Acquired in a sign-and-trade with Orlando, the underrated Anderson was expected to provide scoring punch, rebounding prowess and experience – with five pro seasons now under his belt, he’s a relative geezer on one of the league’s youngest teams. He got more than he probably bargained for early in 2012-13, when team leading scorer Eric Gordon and No. 1 overall draft pick Anthony Davis were sidelined by injuries. Anderson was forced to shoulder a gigantic offensive load in November, but responded with one of the best stretches of his NBA career. Between Nov. 16-26, for example, the University of California product was a ridiculous 31-for-53 (58.5 percent) from three-point range. Unfortunately, a shorthanded squad generated only one victory during that seven-game span. Anderson eventually settled primarily into a sixth-man role and was one of the NBA’s premier reserves over his 59 appearances off the bench. En route to finishing with New Orleans’ second-best scoring average, Anderson displayed more offensive versatility than in previous years, including scoring off dribble moves and converting shots around the rim on crafty reverse layups. He even excited his New Orleans teammates during the stretch run of the season with a few athletic dunks. The amiable Sacramento area native is under contract for the next three seasons and is a vital component of the franchise’s new Pelicans era.
Even though it came in a heartbreaking 111-108 overtime defeat at Phoenix, it’s impossible to not give the nod in this category to Anderson’s Nov. 23 performance against the Suns. On the evening after Thanksgiving, Anderson established career highs in points (34) and three-pointers (he went 8-for-13 from beyond the arc). At times, Anderson appeared to barely have the ball in his hands before launching a deep trey – that’s how confident he was during a scorching-hot road trip. For good measure, the 6-foot-10, 240-pounder also registered 11 rebounds, two steals and a block in Phoenix. It was the first 30-10 game of his NBA career.
|FIRST PERSON||COACH’S TAKE||FAN FEEDBACK|

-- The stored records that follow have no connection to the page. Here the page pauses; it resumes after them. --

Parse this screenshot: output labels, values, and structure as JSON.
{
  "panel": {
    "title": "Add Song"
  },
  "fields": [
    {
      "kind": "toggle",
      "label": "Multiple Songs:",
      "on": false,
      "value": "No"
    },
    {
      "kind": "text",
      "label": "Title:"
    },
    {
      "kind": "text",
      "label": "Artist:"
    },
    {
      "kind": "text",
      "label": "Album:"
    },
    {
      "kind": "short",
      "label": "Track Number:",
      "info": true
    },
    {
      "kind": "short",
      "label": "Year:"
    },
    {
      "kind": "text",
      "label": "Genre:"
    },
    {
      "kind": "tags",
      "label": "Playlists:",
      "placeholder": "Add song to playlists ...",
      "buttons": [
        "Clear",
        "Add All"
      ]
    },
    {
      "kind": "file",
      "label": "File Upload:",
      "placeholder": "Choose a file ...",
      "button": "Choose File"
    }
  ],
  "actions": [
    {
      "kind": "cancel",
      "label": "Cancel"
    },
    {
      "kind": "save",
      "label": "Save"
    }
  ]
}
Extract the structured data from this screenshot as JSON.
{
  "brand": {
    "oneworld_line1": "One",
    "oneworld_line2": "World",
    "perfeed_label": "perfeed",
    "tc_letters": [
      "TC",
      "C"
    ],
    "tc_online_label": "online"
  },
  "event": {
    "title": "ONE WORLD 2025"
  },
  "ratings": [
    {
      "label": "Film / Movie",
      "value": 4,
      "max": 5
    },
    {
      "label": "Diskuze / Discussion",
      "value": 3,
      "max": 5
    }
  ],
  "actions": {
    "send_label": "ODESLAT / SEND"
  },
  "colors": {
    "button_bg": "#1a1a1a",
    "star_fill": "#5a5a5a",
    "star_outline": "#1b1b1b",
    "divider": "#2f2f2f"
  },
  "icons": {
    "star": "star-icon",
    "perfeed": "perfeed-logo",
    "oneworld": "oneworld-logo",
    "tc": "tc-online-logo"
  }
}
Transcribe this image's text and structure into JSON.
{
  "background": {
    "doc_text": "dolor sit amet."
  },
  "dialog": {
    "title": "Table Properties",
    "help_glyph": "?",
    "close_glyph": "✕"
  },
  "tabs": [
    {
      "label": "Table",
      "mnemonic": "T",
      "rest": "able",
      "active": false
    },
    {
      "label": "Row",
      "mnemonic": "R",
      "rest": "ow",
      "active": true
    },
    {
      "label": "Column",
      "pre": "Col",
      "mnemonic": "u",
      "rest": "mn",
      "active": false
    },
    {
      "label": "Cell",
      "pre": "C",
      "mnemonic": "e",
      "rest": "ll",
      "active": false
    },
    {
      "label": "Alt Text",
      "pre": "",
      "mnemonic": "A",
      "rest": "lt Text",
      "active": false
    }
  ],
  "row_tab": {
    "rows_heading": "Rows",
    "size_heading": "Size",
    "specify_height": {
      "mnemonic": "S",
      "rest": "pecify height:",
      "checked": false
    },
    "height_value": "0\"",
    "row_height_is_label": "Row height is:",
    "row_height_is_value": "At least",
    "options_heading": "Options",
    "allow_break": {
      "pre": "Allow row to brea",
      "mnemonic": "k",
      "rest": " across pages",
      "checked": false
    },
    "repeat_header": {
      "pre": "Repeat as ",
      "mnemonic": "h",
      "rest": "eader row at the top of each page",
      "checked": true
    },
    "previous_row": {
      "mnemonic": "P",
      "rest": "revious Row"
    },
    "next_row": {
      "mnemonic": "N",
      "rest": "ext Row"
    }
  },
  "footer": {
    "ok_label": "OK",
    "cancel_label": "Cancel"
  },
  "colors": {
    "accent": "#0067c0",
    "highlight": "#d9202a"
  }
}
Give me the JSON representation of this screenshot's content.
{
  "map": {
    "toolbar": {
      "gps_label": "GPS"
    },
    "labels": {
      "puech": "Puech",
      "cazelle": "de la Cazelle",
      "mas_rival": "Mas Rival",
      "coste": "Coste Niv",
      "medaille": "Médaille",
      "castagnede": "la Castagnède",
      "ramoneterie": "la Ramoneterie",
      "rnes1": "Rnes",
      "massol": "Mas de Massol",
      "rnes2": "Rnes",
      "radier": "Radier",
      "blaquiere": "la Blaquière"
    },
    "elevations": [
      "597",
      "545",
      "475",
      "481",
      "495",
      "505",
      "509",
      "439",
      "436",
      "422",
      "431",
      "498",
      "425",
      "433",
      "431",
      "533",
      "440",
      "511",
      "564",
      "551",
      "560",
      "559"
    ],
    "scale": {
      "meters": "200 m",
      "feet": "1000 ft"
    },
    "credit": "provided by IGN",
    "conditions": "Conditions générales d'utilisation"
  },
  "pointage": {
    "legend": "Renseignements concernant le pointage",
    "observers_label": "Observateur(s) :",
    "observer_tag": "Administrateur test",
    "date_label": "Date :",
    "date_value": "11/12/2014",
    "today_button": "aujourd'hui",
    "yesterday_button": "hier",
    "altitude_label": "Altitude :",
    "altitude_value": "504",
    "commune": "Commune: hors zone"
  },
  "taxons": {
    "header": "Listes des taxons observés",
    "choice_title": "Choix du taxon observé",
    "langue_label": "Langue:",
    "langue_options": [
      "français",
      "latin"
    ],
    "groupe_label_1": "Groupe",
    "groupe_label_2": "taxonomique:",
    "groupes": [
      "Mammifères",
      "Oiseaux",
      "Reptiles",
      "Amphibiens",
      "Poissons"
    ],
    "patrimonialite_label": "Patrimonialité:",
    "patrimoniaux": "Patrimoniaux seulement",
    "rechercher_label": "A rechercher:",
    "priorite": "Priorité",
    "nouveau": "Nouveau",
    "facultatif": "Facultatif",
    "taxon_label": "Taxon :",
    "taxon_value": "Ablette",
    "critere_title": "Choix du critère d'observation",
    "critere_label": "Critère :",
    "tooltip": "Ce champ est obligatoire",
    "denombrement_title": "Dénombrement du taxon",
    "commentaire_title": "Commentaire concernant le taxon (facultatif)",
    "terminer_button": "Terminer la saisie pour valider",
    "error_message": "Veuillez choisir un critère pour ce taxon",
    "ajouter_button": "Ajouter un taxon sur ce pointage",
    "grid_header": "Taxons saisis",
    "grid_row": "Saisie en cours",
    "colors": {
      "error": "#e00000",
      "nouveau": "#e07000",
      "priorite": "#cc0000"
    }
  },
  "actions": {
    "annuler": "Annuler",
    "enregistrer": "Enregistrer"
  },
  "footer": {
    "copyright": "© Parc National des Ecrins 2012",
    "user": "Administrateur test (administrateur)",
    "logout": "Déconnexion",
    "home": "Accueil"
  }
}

|“It was a learning year. It was a process – obviously we have a lot of young guys and it was kind of a rough start. We weren’t really sure the direction of where the team was going to go. But this team has been a really resilient, hard-working team. We get in the gym and really practice – I believe – harder than any other team, because we do want to get better, we do want to improve and we have a lot to learn. I truly believe that we have a really, really bright future. This year built that nucleus. I’m excited to be a part of it.” – Ryan Anderson||“I talked to him in our closing meetings about the things I thought he did pretty well that nobody thought he could do. I thought he put the ball down (dribbling) well. There were games where he defended Blake Griffin and Zach Randolph better than anybody else. People forget that Ryan’s 24 (Editor’s note: His 25th birthday is May 6). He’s not even in his prime yet. He’s going to be a really good player if he continues to work at it. That’s the one thing I’ve talked to him about, that he’s got to become not just a shooter, but a total basketball player. He firmly agrees that he’s going to do some improving this summer and do some different things to enhance his game. He’s a guy who won Most Improved Player last year but is still getting better.” - Monty Williams||What was the most surprising aspect of Ryan Anderson's game during the 2012-13 season?
@ConnorMullany: I like that as the season progressed he got better and better at putting the ball on the floor and getting in the paint.
@IamKimmieHo: He’s a three-point threat and can shoot in the most difficult areas. He silenced his critics that he can play without Dwight Howard.
@nsingh93: He was surprisingly good in the low-post game, very tricky.
@TroyGaulden: He can hit threes late in games with defenders all in his face.